## Exercise details
Should a line in the entries below contain "false", return that line.
[Available data — start]
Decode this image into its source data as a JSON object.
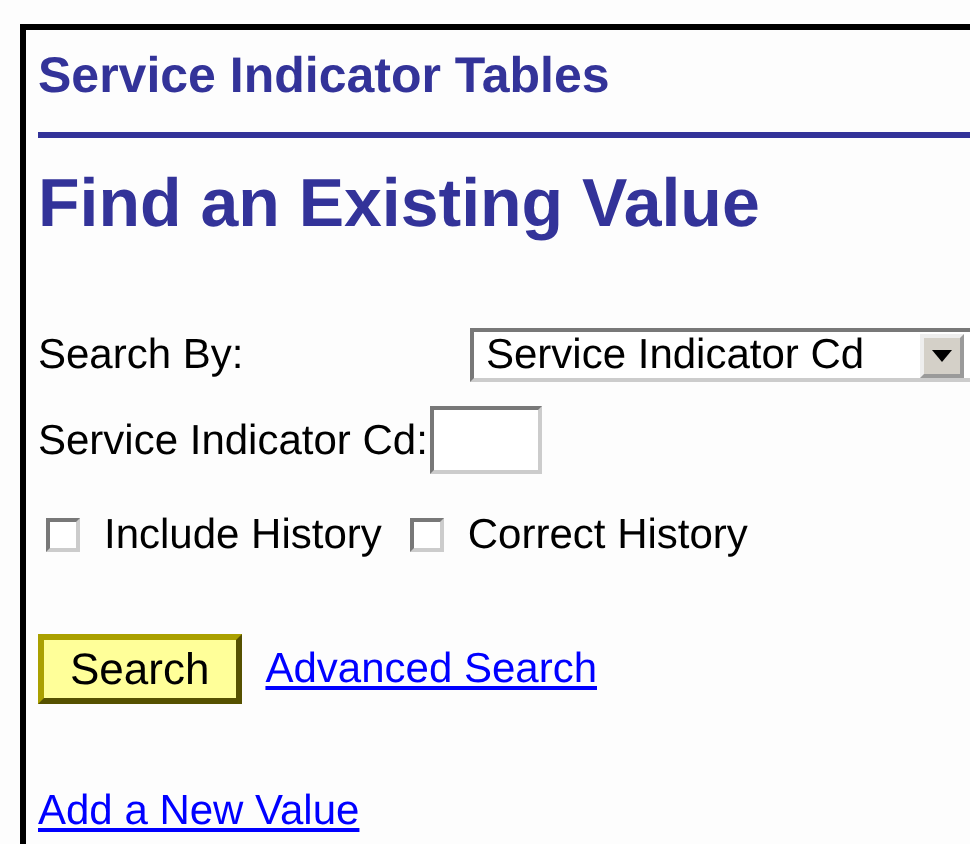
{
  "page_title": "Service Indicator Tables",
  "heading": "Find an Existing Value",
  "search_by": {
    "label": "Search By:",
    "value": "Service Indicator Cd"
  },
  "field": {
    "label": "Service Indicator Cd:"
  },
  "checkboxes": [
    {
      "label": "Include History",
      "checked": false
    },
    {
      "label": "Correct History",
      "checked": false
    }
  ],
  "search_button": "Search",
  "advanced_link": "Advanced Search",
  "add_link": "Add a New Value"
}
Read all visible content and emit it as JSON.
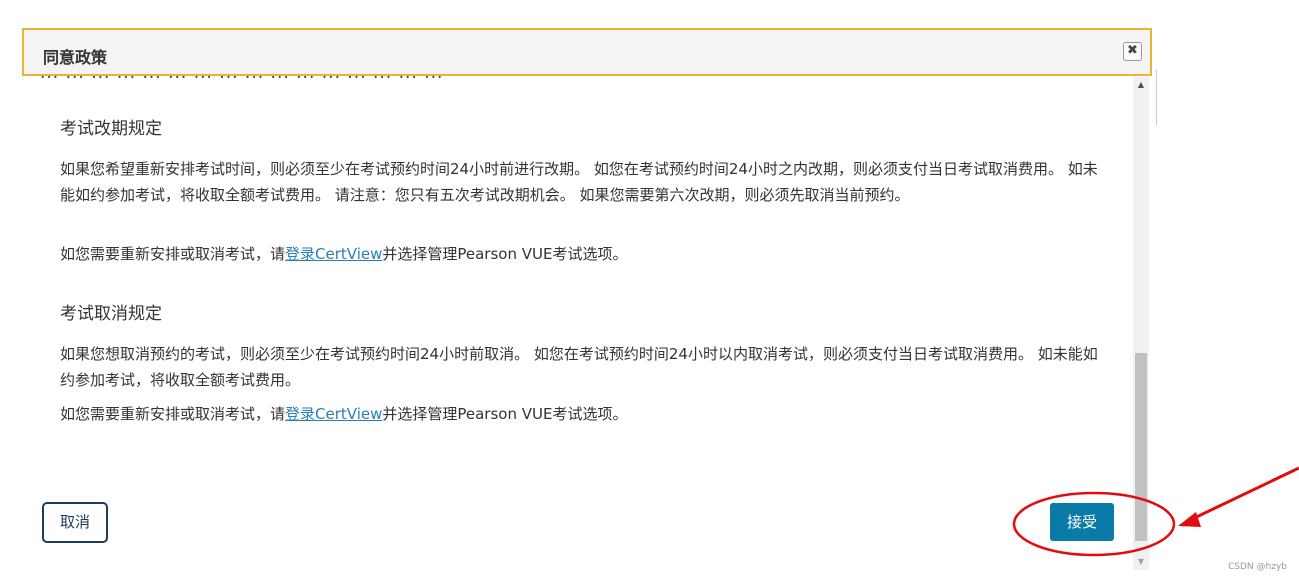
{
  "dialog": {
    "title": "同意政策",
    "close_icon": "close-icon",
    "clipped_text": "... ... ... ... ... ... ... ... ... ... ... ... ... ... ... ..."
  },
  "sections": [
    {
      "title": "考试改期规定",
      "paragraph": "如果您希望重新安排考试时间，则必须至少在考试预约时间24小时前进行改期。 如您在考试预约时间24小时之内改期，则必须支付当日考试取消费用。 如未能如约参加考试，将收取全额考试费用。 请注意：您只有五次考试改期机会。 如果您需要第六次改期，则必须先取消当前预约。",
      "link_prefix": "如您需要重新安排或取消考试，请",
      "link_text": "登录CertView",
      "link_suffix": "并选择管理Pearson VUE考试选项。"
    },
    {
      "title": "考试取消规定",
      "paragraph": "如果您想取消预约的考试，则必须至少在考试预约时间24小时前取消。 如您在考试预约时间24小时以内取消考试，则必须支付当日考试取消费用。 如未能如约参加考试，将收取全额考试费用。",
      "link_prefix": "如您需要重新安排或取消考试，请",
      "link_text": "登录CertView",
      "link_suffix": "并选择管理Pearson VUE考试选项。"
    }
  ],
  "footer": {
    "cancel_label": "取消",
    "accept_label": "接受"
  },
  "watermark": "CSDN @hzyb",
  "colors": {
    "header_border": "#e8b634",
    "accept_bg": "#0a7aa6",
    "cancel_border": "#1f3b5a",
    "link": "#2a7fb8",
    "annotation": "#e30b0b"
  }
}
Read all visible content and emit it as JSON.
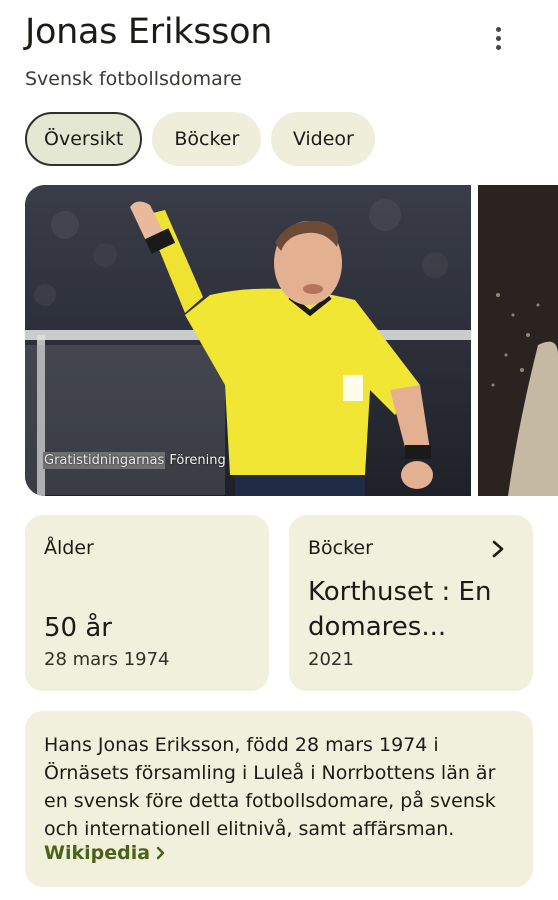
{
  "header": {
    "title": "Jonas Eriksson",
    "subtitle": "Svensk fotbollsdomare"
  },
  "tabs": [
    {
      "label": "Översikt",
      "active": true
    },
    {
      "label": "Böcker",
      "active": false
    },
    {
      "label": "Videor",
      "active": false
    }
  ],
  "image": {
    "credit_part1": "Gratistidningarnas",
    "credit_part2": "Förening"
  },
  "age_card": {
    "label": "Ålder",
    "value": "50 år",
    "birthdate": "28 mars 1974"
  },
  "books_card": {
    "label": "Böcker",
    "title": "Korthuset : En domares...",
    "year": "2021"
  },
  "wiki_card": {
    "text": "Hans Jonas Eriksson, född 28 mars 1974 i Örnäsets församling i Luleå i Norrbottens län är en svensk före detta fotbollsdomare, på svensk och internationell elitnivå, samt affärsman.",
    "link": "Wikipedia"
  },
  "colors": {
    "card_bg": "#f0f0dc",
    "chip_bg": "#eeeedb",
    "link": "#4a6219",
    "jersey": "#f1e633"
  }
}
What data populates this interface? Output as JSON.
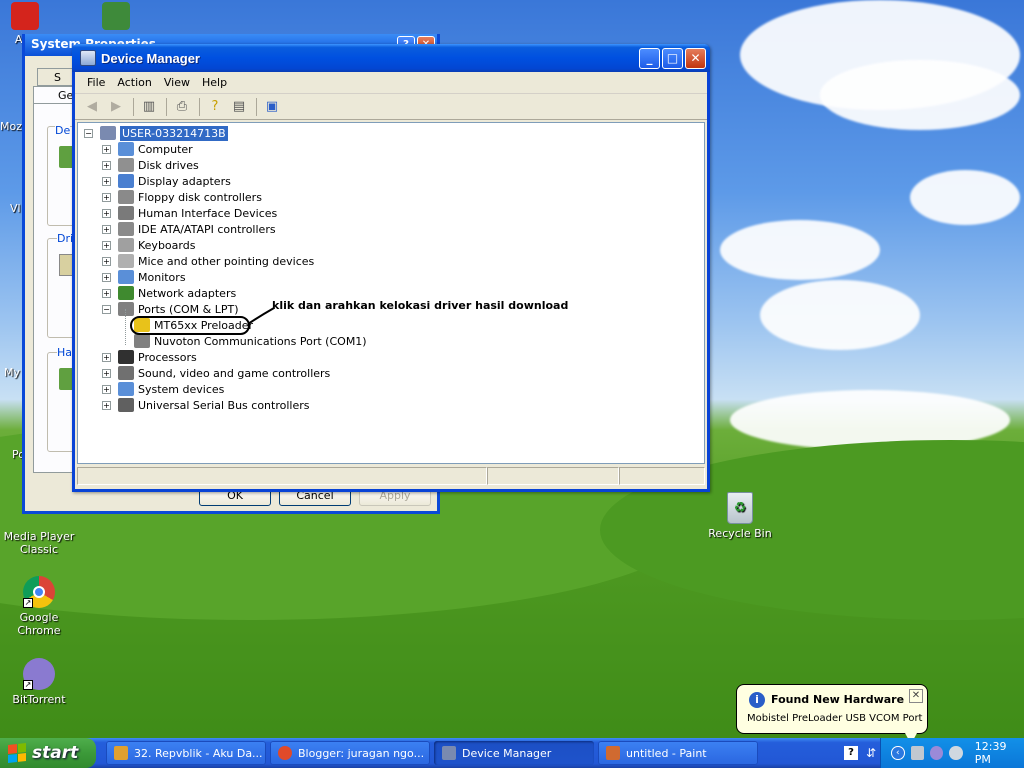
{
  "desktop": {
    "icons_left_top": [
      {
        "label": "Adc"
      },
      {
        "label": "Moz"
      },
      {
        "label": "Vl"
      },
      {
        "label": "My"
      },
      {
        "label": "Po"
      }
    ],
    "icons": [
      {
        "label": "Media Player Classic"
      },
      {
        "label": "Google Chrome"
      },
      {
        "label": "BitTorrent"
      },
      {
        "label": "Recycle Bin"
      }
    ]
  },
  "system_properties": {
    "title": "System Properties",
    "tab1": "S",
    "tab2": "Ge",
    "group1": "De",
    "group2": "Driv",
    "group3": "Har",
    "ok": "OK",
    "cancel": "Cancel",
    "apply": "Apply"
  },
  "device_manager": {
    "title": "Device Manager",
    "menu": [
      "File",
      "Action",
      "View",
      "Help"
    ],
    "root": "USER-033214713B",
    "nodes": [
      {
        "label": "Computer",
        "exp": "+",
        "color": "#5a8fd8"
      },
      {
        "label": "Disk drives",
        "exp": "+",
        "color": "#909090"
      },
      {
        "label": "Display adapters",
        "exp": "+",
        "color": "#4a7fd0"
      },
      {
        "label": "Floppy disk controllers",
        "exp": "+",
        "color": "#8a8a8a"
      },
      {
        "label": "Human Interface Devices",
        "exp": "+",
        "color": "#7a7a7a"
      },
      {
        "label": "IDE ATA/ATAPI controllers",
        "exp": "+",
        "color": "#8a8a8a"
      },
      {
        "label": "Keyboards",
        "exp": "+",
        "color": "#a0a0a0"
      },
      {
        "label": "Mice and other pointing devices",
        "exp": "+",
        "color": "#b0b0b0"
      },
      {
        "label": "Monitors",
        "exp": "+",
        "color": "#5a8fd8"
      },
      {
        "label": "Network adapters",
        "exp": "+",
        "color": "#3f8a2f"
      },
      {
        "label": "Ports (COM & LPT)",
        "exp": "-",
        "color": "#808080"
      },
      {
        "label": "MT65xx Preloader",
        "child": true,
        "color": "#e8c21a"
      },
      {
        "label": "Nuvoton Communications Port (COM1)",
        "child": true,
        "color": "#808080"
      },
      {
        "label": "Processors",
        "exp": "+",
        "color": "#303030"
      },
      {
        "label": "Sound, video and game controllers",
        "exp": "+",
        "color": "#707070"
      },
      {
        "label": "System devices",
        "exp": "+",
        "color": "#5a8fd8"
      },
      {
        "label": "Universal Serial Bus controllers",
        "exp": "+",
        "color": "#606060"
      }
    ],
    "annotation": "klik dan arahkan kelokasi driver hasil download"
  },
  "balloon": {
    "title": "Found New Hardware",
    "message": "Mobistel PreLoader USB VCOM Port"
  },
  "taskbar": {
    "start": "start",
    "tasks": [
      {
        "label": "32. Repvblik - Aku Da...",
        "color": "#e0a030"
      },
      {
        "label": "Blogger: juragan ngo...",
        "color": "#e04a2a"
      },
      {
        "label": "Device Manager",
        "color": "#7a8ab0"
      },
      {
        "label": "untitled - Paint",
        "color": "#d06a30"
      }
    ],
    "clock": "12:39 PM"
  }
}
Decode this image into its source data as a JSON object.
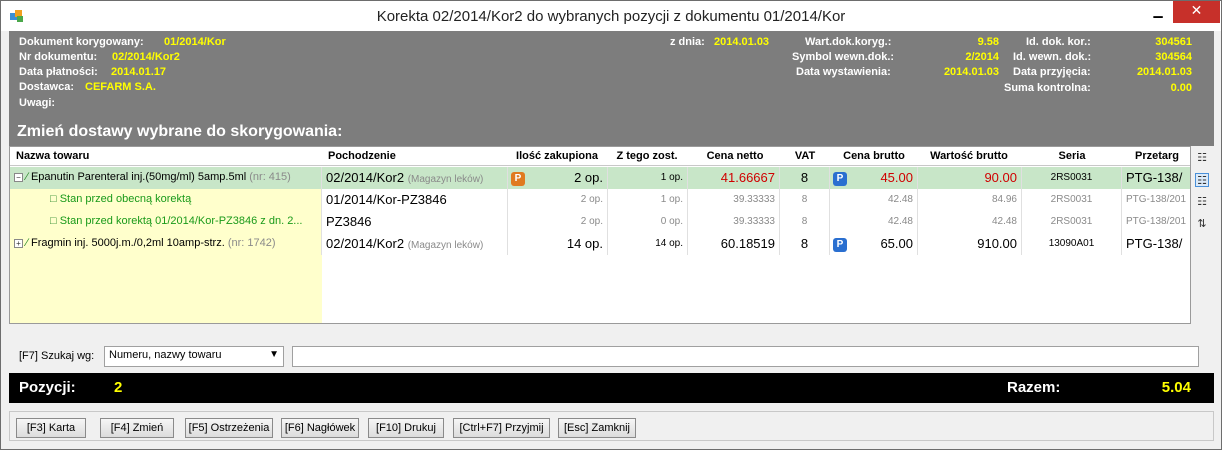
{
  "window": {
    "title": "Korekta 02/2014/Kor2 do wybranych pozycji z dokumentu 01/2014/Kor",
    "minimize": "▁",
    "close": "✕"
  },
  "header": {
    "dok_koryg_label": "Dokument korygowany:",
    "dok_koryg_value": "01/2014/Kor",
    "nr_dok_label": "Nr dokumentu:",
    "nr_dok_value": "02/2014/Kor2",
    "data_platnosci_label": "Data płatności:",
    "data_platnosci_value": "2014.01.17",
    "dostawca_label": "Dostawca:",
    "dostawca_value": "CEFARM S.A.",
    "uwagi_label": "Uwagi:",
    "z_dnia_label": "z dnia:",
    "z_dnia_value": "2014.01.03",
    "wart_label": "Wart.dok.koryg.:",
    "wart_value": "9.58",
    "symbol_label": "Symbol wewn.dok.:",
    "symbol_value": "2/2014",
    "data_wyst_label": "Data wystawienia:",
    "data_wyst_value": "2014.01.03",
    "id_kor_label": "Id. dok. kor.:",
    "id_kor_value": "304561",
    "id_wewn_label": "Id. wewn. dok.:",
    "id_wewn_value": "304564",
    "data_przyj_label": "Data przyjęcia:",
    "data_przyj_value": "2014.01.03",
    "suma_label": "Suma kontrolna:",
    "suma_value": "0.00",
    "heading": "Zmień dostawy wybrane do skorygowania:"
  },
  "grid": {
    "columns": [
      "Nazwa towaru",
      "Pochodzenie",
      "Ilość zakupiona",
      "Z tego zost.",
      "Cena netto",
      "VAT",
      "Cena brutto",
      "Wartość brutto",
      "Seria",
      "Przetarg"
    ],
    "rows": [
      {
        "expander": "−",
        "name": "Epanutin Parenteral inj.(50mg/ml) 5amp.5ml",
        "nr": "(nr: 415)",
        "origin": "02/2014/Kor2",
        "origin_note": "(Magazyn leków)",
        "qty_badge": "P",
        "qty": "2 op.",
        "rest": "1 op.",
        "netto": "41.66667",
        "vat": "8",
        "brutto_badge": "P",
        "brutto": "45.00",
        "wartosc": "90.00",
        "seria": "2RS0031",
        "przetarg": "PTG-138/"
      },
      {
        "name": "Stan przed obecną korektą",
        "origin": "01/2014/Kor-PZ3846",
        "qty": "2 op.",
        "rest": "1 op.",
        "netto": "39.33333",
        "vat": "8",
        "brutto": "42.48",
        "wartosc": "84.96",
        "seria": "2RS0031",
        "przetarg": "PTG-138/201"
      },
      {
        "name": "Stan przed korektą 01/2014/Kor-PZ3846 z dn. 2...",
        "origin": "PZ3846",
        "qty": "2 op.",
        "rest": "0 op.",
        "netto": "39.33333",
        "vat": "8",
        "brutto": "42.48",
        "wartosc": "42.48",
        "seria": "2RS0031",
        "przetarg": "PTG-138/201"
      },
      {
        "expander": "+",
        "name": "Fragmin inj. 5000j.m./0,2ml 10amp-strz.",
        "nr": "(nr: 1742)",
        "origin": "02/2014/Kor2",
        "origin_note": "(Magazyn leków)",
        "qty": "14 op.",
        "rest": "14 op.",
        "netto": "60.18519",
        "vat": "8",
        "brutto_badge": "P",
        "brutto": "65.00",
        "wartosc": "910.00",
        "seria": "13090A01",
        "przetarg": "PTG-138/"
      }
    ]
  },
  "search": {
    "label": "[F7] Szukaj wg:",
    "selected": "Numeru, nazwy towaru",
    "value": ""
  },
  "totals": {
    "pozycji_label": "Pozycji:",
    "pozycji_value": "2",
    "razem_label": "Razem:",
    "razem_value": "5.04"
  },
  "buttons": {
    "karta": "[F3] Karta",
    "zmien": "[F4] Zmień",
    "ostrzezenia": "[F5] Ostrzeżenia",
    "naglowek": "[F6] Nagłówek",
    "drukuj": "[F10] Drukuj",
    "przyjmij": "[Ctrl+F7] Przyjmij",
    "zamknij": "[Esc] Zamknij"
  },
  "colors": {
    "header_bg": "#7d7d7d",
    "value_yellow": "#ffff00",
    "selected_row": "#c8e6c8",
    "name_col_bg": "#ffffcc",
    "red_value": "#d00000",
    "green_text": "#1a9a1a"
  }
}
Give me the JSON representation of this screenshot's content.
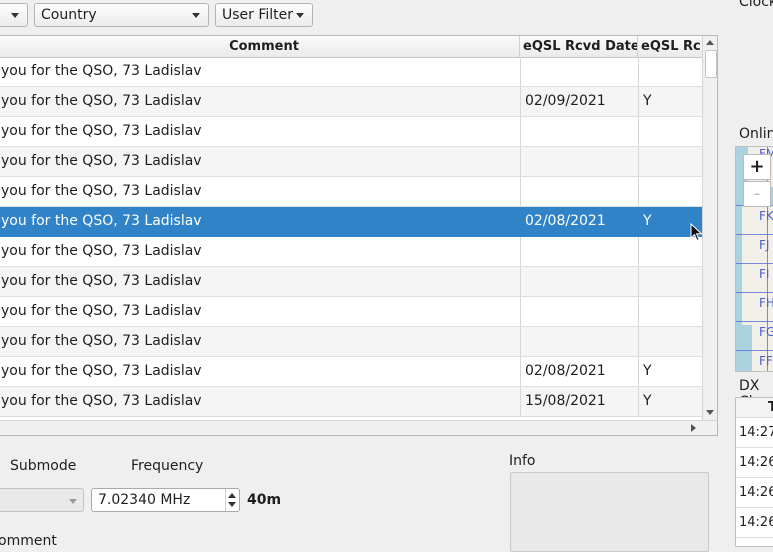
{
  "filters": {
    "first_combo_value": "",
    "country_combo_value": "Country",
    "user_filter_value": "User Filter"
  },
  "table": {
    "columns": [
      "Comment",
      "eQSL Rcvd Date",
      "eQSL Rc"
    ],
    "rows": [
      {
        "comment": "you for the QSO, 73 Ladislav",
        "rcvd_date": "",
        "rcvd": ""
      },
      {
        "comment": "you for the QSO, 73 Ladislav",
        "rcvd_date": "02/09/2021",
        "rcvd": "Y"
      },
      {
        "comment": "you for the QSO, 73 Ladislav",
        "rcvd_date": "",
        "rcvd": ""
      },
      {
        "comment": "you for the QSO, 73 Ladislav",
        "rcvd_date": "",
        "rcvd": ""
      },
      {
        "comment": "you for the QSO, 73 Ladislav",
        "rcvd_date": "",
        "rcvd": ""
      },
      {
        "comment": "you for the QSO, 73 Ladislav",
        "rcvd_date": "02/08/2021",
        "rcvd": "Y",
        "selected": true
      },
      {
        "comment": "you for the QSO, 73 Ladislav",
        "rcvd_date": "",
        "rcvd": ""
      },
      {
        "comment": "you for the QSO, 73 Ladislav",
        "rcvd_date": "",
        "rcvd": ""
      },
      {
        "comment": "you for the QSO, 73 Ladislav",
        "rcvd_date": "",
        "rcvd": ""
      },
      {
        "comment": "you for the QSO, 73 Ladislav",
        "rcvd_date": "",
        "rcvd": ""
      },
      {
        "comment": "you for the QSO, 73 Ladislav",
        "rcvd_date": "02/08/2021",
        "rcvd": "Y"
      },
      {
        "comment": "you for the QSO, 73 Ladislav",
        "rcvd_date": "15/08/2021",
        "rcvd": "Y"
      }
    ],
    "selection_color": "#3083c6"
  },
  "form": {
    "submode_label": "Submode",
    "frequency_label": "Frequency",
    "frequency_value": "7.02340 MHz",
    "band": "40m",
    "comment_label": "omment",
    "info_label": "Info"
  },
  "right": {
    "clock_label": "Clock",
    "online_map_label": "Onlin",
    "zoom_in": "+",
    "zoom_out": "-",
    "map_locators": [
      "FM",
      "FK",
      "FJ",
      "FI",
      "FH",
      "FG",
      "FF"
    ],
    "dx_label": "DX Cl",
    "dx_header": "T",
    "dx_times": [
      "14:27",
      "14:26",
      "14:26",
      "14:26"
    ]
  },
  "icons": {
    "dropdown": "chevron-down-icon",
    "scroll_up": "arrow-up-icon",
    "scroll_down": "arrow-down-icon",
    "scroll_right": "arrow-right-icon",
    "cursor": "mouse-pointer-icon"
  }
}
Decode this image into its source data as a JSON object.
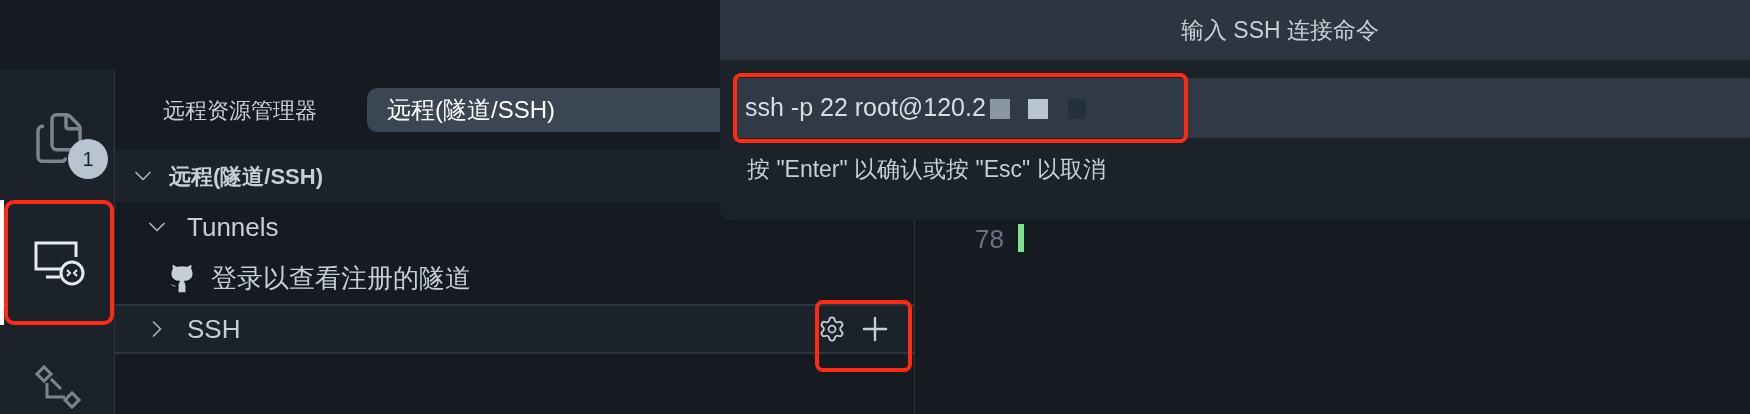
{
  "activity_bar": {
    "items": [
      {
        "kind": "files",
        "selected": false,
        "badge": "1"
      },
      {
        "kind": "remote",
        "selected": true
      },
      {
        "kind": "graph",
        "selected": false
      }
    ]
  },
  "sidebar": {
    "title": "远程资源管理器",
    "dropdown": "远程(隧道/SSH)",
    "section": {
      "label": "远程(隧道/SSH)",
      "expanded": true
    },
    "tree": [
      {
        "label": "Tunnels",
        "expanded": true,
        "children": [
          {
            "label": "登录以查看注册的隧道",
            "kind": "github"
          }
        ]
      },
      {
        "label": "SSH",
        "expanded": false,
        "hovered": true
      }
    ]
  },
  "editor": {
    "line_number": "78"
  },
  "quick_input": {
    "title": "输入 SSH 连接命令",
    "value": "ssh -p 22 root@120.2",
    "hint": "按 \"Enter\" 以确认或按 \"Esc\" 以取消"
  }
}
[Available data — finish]
## Written solution
      "checked": false
      "checked": false
      "active": false
      "active": false
        "selected": false,
        "selected": false
        "expanded": false,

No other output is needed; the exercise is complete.